Confirmation’s selective use of the original hearing transcripts reveals at every turn how insidious the filmmakers’ bias is. Although making use of some source materials, the movie cherry-picks from among those materials only the fruit that fit its narrative. It leaves to wither on the vine many objective facts that undermined Ms. Hill’s allegations, along with Ms. Hill’s implausible answers about the facts it includes. But it was those implausible and shifting answers that doomed Ms. Hill’s story for the American public. Judge Thomas had been through three FBI background investigations for his previous presidential appointments, and nothing remotely like these allegations had ever surfaced. The public might nevertheless have been willing to look past the implausibilities surrounding her claims if she had not repeatedly lied about them. Those lies were a symptom of allegations that were rotten to the core, and the public knew it – in polling conducted after the hearings, the American people believed Mr. Thomas over Ms. Hill by a 2-1 margin, and only 26 percent of women believed Ms. Hill. This film is dishonest from beginning to end. I have compiled a list of more than 70 instances where the film is materially dishonest in its representation of those hearings. You can review this list at my website, ConfirmationBiased.com.
The left couldn’t accept this loss in the court of public opinion, and almost immediately embarked on a campaign to change the history of the Clarence Thomas hearings. Just like their recent attempt to cast President Reagan – who won unprecedented victories on behalf of limited government at home, defeated the Soviet Union abroad, and left office with one of the highest approval ratings in history – as a doddering incompetent, the left and their allies in entertainment want to tarnish the public’s perception of Clarence Thomas. The uniquely American story of his rise from poverty to the highest court in the land should be an inspiration to us all, but the left will undermine it because he dares to think differently from them. HBO’s rewriting of history is a disservice to the truth and to the American people.
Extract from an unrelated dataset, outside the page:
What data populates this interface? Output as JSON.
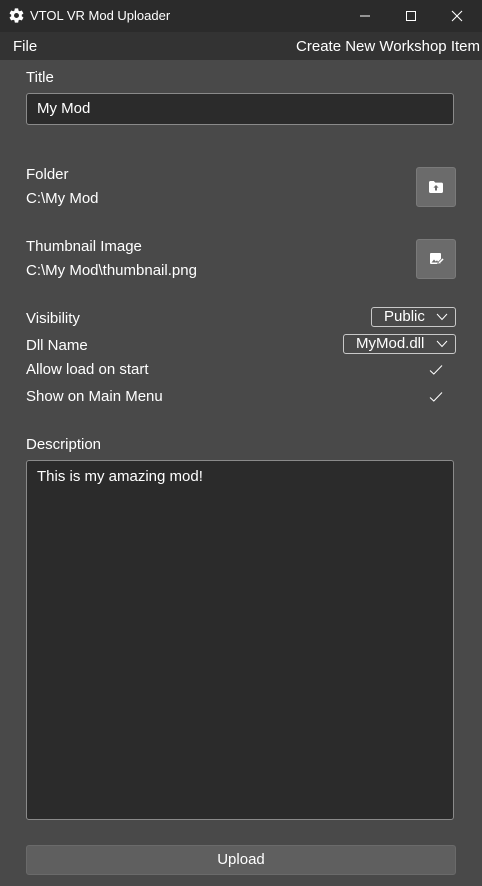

Mark Paoletta practices law in Washington, D.C. He served in the Bush 41 White House Counsel’s Office during the Thomas confirmation hearings. He recently launched a website www.confirmationbiased.com to fact-check HBO’s new movie “Confirmation.”